At time of writing, the scoring/ranking system used by Escape The Review has just had a major overhaul for the first time since the site was opened up to user-submitted ratings. For the vast majority of games this will make only small changes to how they appear on the site; in a few cases the impact will be bigger.
Handling of anonymous ratings
Ratings from anonymous users, and ‘drive-by’ raters, are welcome and appreciated; but these also tend to be less reliable than other ratings, and the site has always given them less weight when calculating the overall score for a game.
However, some games receive such ratings in far greater quantities than others, usually all strongly positive. That typically reflects a large, enthusiastic player base, which is a sign of quality; but can unfairly advantage games that are popular or well marketed over ones that may be less well known but as good or better. The algorithm now adjusts for that; every rating makes a difference, but large quantities of ratings have diminishing returns.

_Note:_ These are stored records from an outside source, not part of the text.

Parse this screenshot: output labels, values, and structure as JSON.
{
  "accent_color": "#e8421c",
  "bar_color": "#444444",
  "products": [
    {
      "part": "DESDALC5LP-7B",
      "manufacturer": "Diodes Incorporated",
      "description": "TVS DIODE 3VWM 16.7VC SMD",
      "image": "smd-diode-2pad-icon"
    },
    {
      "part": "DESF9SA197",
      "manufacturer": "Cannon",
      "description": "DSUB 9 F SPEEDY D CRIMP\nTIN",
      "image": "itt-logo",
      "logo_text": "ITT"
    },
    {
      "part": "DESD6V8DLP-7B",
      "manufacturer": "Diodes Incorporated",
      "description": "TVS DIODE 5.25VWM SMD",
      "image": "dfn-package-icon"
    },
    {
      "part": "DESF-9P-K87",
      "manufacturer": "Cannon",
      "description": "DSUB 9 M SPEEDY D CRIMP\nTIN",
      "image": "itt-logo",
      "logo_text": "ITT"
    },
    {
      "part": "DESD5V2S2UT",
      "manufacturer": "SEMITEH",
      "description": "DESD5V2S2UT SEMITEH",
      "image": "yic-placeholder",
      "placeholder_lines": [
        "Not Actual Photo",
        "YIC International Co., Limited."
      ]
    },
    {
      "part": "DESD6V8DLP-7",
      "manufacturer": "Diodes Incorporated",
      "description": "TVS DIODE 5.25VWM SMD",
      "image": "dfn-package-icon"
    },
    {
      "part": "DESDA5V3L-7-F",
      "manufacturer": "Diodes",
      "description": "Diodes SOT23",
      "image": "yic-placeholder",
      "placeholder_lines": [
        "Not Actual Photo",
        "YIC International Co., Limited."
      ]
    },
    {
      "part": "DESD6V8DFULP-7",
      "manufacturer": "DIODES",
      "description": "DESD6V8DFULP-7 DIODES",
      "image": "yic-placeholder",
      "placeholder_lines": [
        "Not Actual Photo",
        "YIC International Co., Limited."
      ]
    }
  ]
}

Some players (and bloggers) are much harsher than others. Experienced players are often more reluctant to give a top rating. Blog sites that use different rating scales, with scores such as 8.3 / 10.0, may never give a maximum score at all.
Which is fine, but say a game has only received 5* ratings, and then a blog gives it their highest ever rating, 9.8 / 10.0. Most ways of combining those ratings would mean that that blog’s rating would bring the game down in the rankings, which doesn’t make sense.
The algorithm now applies several adjustments so that different rating styles can be combined more fairly. This also improves the handling of fine-grained rating scales versus less fine-grained ones.
Games’ scores could already be influenced by ratings of other versions of the game (such as copies in other locations, or ‘normal’ versus play-at-home versions). The way that works has been tweaked in several ways, mainly to make the algorithm treat ‘inherited’ ratings with more scepticism.
Where a game has very few ratings, its score can now also take into account ratings for other games of the same type at the same venue. Obviously, quality can vary hugely between different games at the same venue, so this is only a small effect that doesn’t apply when more direct ratings are received. But the effect is that the algorithm is a little quicker to to accept strongly positive ratings for a game if the venue’s other games have high ratings.